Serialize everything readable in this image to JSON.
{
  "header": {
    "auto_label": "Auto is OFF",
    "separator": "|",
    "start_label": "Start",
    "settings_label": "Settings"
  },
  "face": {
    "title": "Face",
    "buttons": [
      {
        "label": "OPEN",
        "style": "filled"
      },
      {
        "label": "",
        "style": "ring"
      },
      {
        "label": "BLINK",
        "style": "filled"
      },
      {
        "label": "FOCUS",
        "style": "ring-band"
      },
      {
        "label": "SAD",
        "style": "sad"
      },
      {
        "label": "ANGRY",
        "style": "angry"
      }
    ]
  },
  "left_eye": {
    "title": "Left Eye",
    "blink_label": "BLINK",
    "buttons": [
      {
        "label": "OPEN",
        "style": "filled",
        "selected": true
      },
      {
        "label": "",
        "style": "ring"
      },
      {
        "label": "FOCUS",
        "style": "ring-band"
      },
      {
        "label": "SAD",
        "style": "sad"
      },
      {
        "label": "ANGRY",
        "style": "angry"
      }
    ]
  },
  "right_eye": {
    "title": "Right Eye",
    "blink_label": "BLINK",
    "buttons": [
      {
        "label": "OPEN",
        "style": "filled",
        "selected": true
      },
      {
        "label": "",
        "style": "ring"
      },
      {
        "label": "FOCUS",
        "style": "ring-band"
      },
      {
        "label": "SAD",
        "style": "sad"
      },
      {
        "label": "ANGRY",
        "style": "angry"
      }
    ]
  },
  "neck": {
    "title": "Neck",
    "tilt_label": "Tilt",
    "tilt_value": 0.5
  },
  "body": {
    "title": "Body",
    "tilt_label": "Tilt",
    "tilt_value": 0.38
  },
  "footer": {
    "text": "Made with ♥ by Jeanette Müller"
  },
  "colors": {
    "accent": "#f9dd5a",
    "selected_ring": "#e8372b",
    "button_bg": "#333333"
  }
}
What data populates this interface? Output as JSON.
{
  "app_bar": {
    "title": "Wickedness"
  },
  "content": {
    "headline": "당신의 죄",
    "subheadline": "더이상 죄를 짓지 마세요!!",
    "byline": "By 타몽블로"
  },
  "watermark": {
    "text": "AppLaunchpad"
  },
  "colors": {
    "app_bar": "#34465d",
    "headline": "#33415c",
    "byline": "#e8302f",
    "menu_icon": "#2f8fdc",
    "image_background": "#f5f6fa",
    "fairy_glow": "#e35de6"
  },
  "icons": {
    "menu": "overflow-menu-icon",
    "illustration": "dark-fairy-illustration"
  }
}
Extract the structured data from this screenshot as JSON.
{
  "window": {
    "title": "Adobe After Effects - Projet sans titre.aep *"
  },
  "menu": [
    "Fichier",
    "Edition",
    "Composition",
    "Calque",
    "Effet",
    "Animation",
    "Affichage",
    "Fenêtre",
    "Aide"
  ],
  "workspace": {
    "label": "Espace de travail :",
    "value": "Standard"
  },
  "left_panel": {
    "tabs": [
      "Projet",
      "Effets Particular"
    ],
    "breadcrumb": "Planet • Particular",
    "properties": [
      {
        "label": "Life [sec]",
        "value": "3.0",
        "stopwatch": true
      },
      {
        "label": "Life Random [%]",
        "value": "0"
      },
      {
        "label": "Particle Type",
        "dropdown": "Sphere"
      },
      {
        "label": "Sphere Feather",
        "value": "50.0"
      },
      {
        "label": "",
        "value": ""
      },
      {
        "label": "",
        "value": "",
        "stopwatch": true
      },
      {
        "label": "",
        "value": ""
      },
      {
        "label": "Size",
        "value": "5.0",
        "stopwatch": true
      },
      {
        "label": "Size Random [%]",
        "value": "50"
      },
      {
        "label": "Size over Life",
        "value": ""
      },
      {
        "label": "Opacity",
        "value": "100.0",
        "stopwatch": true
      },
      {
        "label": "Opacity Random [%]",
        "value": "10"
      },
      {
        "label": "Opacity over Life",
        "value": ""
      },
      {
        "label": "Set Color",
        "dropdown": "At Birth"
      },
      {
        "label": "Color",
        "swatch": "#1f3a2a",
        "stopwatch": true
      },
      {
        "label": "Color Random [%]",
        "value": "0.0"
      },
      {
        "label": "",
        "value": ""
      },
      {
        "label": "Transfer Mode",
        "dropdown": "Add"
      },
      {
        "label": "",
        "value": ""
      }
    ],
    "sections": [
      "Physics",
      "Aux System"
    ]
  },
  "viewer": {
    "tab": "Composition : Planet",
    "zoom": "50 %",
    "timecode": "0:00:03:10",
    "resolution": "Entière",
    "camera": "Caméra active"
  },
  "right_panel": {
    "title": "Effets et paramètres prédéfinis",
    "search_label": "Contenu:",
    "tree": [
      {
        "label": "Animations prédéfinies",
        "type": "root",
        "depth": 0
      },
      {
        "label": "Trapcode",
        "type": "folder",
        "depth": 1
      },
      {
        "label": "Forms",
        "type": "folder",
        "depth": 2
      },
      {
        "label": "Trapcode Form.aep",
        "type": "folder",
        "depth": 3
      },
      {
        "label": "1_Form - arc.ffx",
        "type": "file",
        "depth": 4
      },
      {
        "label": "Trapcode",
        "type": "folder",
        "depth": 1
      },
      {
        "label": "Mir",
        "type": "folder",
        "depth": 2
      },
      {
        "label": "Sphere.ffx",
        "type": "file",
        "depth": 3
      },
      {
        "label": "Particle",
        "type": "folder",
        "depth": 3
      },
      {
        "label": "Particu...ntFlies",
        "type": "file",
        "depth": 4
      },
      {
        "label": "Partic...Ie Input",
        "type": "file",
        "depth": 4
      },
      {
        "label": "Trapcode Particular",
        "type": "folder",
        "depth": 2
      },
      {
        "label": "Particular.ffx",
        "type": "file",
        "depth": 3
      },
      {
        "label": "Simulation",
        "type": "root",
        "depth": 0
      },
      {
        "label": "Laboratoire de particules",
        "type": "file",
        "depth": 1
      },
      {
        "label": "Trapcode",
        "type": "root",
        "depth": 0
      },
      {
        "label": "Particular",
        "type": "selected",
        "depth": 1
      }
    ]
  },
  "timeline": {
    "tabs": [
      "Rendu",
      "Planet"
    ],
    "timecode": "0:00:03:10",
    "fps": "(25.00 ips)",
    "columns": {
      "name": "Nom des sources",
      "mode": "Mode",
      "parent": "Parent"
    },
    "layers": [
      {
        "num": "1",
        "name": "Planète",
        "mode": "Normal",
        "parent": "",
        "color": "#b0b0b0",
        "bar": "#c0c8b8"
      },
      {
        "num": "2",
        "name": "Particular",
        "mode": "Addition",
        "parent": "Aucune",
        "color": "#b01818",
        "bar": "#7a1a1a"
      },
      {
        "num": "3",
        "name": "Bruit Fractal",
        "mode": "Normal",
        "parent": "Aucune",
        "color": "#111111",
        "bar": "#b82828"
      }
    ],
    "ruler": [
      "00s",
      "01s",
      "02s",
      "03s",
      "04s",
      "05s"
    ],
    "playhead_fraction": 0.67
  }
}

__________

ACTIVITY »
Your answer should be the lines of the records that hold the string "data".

EXERCISE RESPONSE »
What data populates this interface? Output as JSON.
Extract the structured data from this screenshot as JSON.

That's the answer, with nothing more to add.